Originally Posted by Broz
Great Thanks for the reply, I understand what you do now. I only asked because this is in the 1000 plus (ELR) forum.
I do carry a redtac rear bag with me at all times. I would have to leave something else at home if needed to lighten up the pack. We have just spent 3 days shooting in the mountains and most of the shots (on rocks) were holding 1/2 moa accuracy. The majority of the shots were in the 800 to 1200 range with some time spent on some rocks at 1500 and 1800. Even my 300 win was able to keep them on a rock at 1800. I was impressed. These shots in mountain field conditions were taken with my method in post one using a rear bag. No hand on top the scope, no sling , just the cradle method.
Brother Jeff I have no question but that it worked as well for you as you say.
I was thinking of a better way to explain it since i don't have a way to take a picture of myself doing it.
Essentially what I'm doing is adding a great deal of weight to the rifle. My elbow is just sitting inside the loop of the sling.
When I raise up the butt to my shoulder it puts downward tension on the sling pulling the stock down.
I then just rest the palm of my hand against the stock to add a hair more tension.

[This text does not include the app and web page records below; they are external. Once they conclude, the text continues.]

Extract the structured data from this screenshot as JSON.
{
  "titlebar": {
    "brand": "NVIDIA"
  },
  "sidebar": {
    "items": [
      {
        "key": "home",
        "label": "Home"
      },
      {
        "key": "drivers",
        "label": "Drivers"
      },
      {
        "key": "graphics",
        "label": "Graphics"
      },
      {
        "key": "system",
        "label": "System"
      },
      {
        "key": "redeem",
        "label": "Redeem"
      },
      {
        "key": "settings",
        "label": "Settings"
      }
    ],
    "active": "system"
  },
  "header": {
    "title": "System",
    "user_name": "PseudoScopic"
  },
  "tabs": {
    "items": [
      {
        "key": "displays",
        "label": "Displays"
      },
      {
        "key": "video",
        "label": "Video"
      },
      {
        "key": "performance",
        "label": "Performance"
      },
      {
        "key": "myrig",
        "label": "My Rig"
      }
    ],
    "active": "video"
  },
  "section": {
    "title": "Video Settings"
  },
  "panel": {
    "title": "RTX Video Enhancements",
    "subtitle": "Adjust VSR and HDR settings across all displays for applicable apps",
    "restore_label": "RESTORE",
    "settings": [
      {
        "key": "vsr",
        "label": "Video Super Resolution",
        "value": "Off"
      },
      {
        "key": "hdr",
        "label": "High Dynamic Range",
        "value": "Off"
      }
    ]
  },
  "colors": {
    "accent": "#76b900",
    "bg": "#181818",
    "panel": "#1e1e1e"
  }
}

If the butt then is rested on a rear bag or monopod, you can achieve a great deal of stability.
I'd rather go at it like that than to rest on a pack or just over a log.
Some of my hunting places are as rough as it gets with steep slopes, and more rocks than dirt or sand, especially when I'm in NM or far SW Texas.

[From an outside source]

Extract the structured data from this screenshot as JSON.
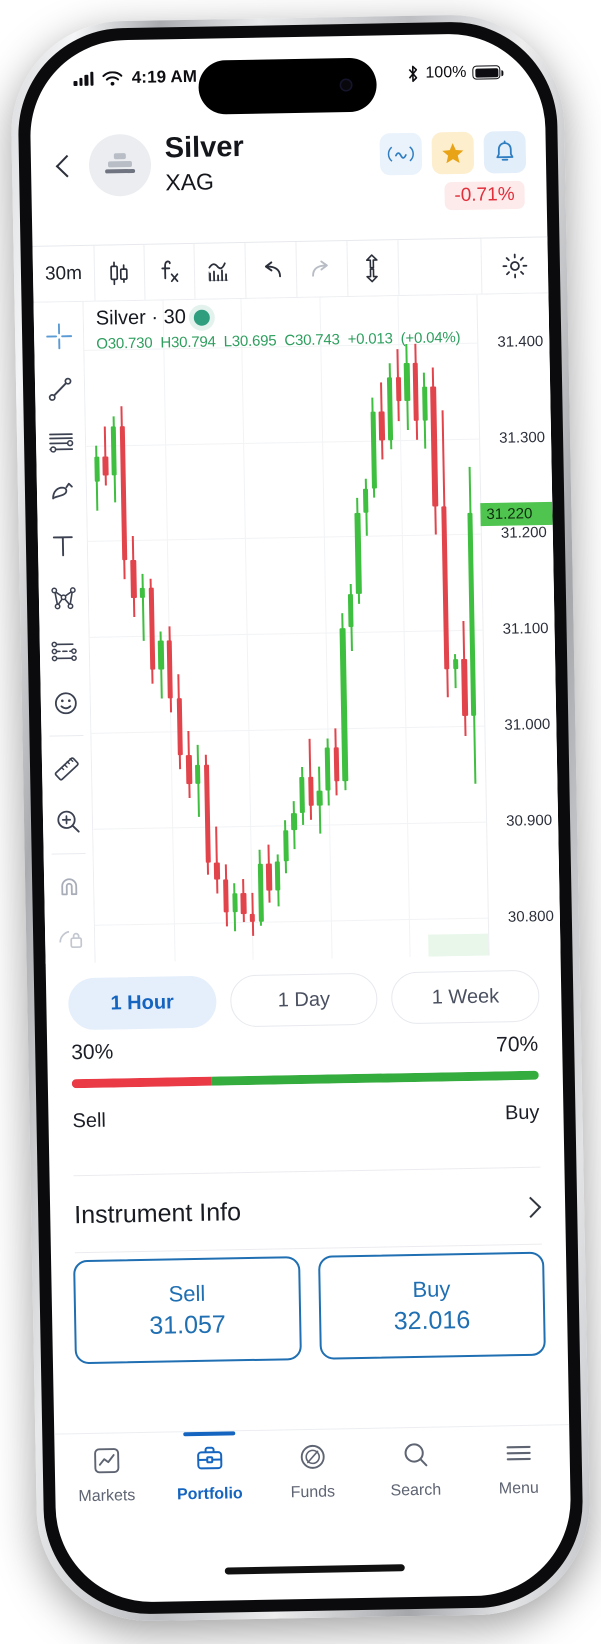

One thing I did come up with for light weight sand bags was to take some shot bags, fill them with vermiculite, and sew them in thirds and quarters creating separate sealed chambers.
You can fold them, roll them, stack them, whatever and they weigh just about 20% of what sand would.
Still not ideal or as good as having a stack of sandbags and heavy bags on the sides against the rifle but on flat ground or easy slopes they can come in hand for getting that rear bag "just right"
They'll even make a decent cradle for the fore stock set on top of rocks if you have rocks of the appropriate size to work with.